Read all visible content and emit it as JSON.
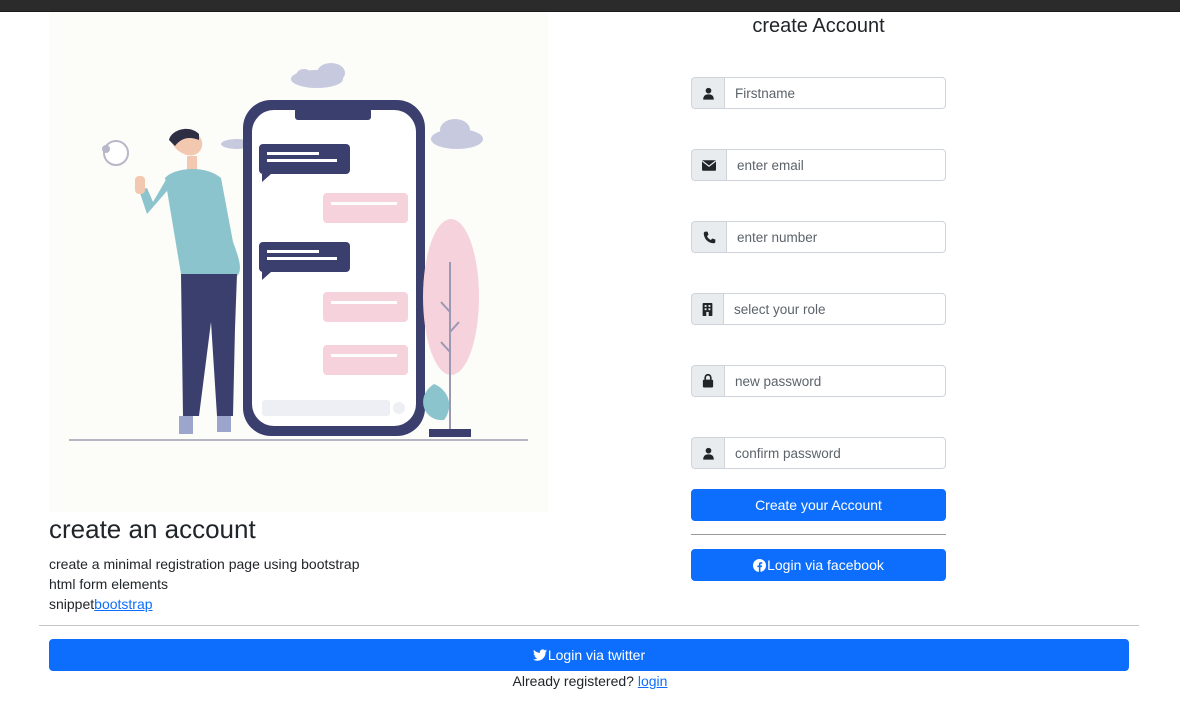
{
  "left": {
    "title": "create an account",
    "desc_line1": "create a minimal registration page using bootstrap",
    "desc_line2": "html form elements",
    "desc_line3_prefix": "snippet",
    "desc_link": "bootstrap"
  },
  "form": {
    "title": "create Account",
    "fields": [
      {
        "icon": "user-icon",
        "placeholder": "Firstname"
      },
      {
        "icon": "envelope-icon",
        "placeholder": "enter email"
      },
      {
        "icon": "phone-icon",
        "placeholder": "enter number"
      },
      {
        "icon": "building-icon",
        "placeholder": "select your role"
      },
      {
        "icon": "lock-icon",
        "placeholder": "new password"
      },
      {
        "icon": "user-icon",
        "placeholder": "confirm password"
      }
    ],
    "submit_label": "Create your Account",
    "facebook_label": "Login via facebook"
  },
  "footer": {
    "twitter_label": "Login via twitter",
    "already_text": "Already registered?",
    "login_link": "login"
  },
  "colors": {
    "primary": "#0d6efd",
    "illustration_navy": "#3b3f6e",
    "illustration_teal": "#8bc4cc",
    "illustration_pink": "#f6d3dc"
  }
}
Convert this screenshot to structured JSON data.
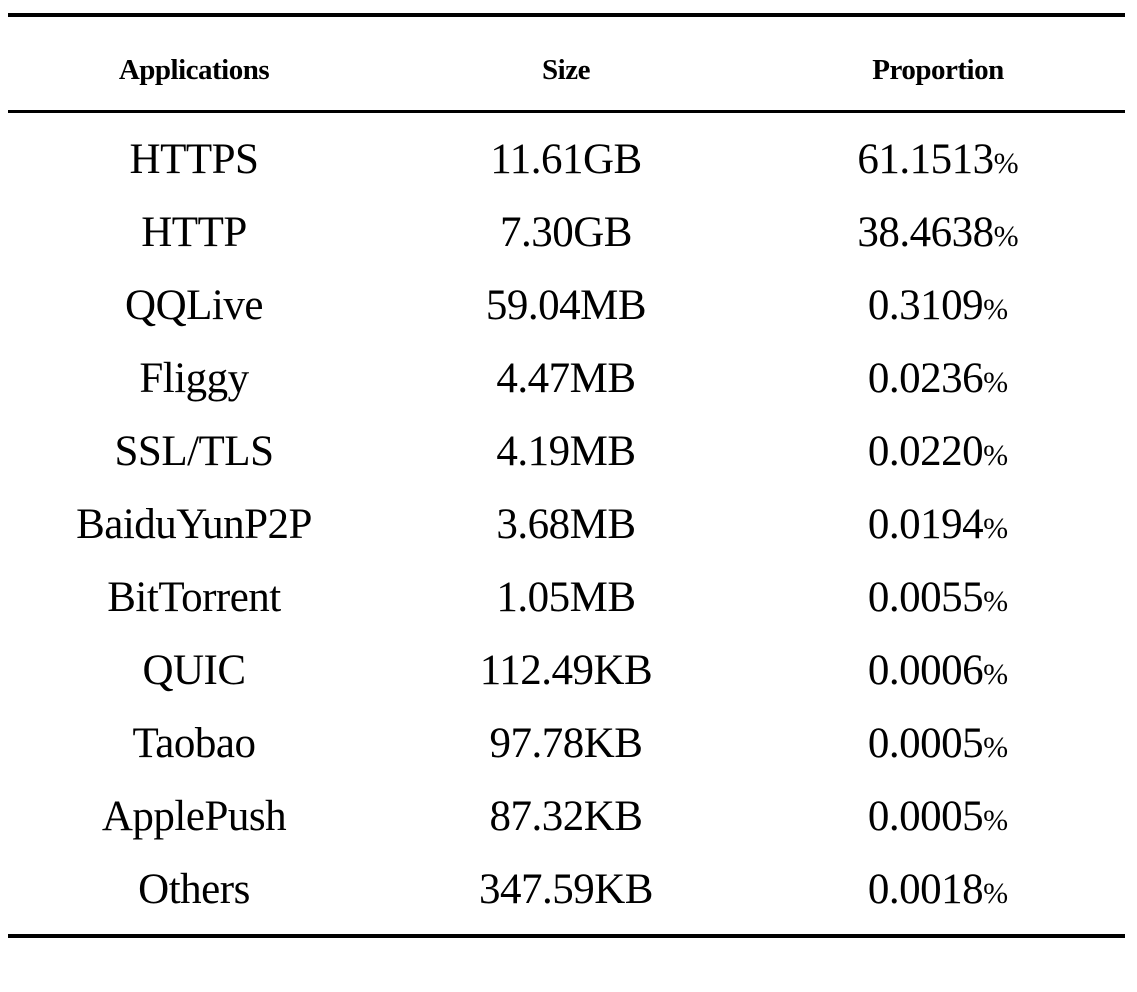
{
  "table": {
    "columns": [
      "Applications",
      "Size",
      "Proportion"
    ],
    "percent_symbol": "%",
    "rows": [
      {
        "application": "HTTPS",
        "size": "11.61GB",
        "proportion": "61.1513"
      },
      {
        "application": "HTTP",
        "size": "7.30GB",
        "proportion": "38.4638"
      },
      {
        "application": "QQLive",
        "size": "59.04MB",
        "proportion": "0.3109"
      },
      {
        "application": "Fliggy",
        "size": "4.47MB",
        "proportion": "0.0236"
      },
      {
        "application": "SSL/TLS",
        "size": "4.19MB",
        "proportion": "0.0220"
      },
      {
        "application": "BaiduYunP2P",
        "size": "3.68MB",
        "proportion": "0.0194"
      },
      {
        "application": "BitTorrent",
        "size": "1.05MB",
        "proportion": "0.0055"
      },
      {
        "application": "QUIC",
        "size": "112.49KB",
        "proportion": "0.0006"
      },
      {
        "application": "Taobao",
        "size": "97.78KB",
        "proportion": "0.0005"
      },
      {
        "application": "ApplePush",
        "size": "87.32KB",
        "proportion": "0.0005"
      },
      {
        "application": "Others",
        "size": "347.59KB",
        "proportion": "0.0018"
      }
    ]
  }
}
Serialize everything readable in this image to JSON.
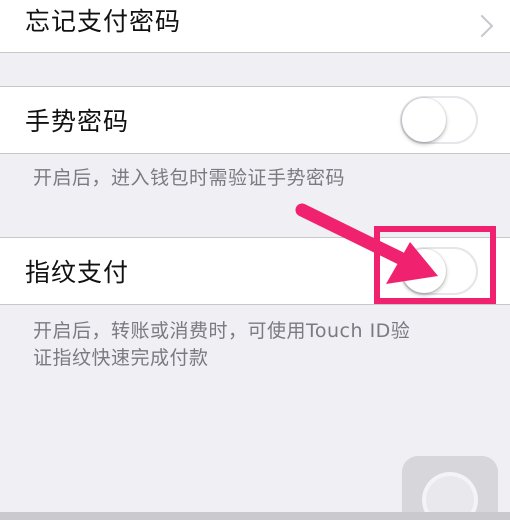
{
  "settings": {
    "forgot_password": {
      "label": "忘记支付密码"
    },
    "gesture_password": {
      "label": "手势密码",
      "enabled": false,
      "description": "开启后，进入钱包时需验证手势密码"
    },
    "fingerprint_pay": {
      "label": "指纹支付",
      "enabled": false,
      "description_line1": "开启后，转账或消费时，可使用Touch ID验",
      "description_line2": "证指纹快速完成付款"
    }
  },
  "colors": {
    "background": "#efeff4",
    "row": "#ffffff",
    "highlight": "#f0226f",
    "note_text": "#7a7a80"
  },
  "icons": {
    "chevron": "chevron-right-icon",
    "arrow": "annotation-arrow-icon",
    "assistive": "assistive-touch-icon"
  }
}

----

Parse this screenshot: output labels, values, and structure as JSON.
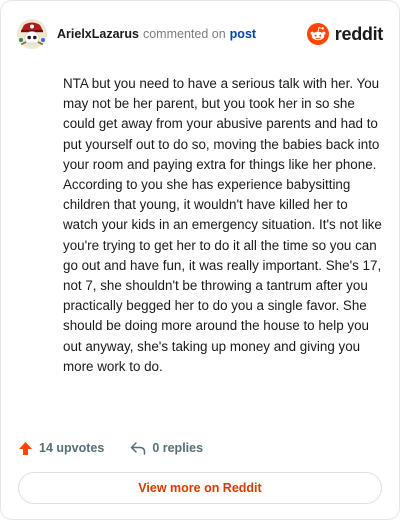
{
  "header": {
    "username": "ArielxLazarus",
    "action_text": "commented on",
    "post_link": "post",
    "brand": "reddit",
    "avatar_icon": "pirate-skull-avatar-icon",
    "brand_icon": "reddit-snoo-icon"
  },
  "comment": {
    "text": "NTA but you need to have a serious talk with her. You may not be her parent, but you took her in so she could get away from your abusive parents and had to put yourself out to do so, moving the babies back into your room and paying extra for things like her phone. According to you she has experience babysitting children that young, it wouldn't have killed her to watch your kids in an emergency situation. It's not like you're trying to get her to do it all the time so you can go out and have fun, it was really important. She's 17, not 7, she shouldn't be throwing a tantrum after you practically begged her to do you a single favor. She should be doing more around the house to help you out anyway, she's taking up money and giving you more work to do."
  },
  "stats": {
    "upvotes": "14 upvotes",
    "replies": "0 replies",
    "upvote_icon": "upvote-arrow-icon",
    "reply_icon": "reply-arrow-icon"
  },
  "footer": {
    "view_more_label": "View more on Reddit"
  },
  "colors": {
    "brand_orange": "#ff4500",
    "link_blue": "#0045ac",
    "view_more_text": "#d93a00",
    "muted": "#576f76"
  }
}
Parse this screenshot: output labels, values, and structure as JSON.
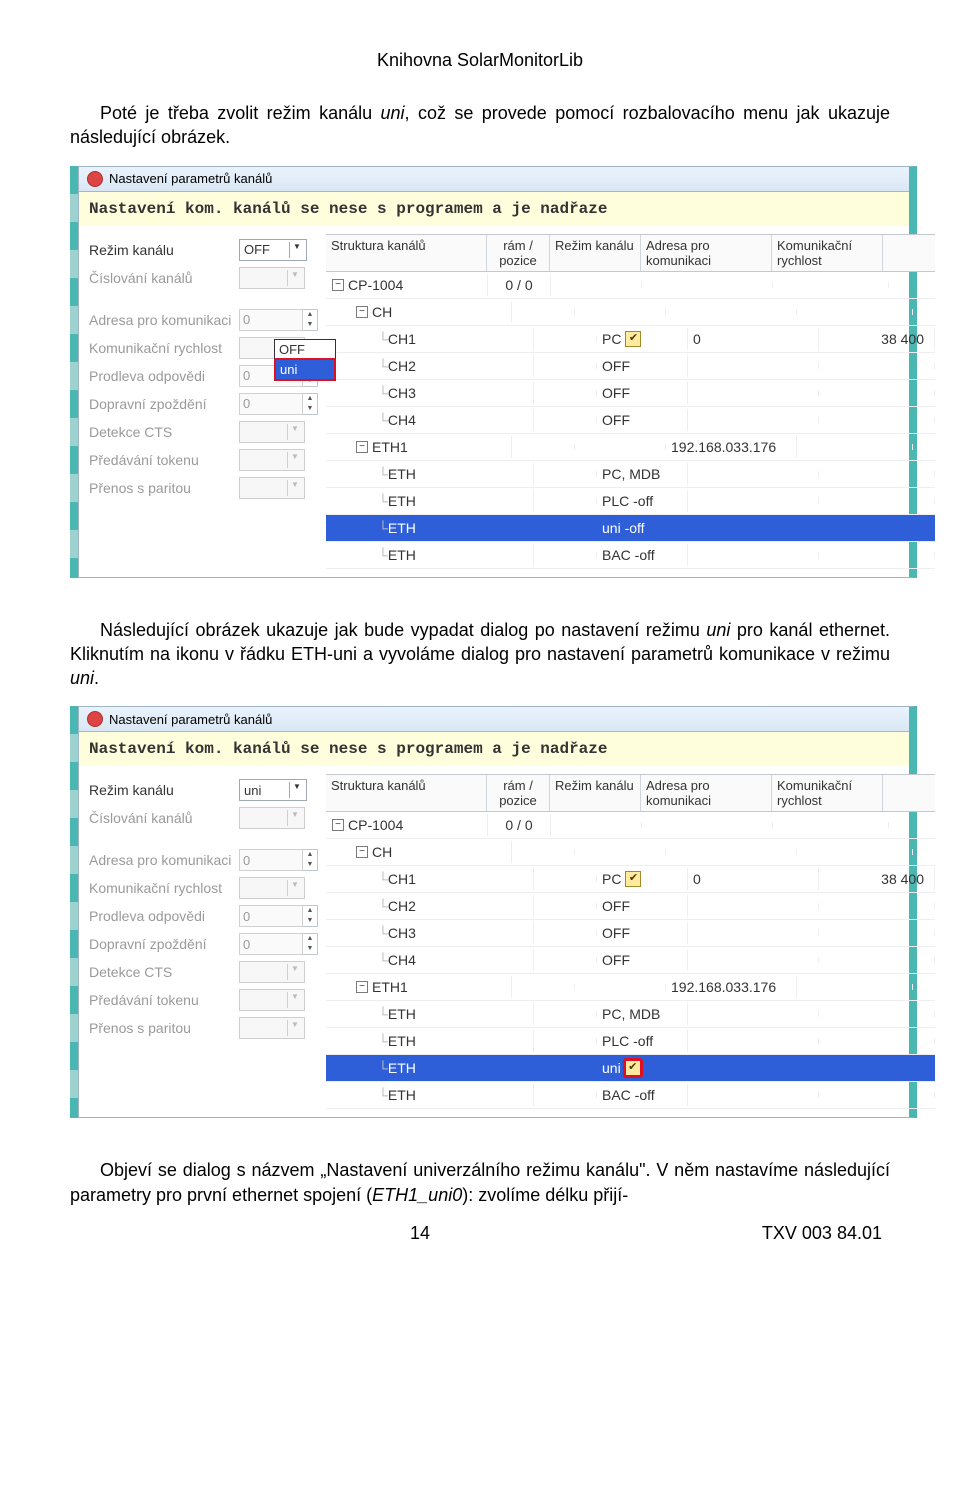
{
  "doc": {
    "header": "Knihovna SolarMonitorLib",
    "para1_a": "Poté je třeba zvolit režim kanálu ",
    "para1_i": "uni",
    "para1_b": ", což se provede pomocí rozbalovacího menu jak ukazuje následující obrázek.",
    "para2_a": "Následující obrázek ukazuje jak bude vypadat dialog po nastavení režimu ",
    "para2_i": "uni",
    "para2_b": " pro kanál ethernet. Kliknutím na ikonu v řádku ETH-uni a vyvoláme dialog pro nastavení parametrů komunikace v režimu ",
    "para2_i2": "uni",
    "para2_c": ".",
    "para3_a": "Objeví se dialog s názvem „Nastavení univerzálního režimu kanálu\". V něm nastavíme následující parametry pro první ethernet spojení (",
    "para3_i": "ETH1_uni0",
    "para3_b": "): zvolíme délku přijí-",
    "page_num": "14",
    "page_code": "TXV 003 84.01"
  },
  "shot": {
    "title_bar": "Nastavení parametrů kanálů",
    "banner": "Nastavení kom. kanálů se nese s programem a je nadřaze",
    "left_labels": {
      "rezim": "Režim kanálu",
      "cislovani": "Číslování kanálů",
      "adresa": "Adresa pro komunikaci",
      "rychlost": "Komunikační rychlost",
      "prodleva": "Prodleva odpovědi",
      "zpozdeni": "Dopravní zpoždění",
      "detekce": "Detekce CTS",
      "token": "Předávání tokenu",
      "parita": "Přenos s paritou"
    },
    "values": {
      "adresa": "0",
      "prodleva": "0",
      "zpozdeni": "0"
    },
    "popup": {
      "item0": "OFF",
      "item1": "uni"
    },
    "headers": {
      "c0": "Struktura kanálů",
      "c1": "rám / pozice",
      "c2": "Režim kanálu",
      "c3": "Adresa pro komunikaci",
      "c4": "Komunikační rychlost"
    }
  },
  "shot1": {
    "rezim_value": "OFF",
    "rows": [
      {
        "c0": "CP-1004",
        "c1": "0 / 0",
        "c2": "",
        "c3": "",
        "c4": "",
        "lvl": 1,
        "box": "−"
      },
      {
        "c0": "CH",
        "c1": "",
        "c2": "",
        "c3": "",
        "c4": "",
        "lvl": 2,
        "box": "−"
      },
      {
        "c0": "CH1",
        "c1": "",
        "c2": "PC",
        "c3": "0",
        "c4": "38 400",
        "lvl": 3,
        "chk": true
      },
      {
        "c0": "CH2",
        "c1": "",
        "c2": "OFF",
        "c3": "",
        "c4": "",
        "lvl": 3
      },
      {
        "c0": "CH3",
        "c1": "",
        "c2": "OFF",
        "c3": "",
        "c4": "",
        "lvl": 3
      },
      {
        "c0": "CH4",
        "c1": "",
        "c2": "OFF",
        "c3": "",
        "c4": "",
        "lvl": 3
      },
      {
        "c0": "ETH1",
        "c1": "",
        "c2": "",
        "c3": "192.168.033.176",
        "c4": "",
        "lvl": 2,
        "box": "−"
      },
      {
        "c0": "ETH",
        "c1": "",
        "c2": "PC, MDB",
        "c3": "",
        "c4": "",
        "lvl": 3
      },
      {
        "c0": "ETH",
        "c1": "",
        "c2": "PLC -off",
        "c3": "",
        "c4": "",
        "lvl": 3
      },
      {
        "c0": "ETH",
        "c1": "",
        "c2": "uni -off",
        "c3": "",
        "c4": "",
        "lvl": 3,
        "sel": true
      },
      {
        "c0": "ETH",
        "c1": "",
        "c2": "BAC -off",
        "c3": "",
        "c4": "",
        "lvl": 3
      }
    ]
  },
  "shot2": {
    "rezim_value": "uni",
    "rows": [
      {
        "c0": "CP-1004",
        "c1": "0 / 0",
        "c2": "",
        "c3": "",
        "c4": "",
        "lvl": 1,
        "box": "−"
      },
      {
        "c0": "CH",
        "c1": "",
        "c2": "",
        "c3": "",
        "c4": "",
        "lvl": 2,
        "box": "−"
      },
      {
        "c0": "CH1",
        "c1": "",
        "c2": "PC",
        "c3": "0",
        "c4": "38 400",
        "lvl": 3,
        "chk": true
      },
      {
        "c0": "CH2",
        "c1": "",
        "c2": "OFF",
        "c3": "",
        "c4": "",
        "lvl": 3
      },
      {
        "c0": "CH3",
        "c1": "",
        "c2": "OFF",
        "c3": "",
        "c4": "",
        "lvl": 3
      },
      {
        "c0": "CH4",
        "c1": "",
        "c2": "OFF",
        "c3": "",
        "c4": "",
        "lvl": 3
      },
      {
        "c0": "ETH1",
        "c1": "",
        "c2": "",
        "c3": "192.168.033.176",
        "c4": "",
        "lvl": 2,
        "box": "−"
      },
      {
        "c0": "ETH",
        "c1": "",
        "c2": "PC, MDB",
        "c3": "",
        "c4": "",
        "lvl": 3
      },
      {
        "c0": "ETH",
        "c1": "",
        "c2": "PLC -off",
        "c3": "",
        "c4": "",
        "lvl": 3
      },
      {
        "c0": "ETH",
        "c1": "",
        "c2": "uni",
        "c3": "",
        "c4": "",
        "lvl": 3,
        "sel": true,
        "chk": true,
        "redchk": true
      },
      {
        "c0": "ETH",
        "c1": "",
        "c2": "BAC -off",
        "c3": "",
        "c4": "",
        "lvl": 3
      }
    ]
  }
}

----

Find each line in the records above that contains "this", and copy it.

(Task response):
Convert this screenshot to structured JSON data.
Serialize everything readable in this image to JSON.
Parse this screenshot: output labels, values, and structure as JSON.
Parse this screenshot: output labels, values, and structure as JSON.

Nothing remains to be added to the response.